Among the entries below, find the lines that hold the word "this" and report them.

THE DATA below:

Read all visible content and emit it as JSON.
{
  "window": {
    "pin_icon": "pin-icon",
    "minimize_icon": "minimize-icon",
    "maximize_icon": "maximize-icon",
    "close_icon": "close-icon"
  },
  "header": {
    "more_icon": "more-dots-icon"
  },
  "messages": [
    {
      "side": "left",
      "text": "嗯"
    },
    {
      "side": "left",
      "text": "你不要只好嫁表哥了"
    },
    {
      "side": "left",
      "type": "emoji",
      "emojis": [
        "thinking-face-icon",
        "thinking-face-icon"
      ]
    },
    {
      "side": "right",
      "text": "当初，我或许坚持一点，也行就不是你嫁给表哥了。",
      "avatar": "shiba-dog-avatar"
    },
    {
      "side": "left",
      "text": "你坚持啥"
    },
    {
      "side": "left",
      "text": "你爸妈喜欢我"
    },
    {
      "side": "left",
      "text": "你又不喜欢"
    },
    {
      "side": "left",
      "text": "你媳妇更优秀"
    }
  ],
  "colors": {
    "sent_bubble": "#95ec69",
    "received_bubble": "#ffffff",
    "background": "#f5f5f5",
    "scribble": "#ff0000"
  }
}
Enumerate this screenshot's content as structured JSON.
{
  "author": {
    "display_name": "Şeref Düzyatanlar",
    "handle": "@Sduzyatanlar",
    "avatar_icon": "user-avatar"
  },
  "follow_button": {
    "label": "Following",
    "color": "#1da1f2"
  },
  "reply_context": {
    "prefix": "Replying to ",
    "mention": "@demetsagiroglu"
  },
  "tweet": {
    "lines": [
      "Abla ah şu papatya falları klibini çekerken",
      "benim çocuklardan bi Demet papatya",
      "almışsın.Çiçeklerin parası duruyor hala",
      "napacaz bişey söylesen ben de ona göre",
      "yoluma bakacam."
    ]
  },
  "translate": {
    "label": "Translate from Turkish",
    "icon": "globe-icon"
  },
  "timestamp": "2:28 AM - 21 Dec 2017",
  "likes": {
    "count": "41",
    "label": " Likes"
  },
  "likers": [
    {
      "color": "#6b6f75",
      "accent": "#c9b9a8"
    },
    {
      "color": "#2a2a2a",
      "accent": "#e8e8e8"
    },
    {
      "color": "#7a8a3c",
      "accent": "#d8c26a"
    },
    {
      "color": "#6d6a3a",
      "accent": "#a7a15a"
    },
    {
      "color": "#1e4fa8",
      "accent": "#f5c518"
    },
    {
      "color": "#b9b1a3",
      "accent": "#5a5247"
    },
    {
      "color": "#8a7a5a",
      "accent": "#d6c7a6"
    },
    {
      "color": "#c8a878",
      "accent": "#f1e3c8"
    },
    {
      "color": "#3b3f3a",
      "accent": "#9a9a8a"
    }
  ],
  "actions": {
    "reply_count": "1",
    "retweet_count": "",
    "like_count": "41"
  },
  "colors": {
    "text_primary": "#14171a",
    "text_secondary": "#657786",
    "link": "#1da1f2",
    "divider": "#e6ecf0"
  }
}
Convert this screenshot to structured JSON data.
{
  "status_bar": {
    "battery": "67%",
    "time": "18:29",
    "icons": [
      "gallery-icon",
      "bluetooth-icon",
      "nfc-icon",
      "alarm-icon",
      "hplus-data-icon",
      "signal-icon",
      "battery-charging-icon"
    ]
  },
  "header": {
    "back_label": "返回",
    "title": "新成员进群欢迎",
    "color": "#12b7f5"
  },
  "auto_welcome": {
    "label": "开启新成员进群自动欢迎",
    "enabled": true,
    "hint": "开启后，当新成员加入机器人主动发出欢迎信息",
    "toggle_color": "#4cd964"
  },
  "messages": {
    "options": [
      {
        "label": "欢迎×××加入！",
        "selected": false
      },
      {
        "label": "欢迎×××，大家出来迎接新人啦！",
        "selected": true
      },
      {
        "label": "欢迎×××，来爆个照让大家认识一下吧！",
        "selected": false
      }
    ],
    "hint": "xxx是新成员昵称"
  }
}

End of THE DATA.

TASK RESPONSE >>
Enumerate this screenshot's content as structured JSON.
Convert this screenshot to structured JSON data.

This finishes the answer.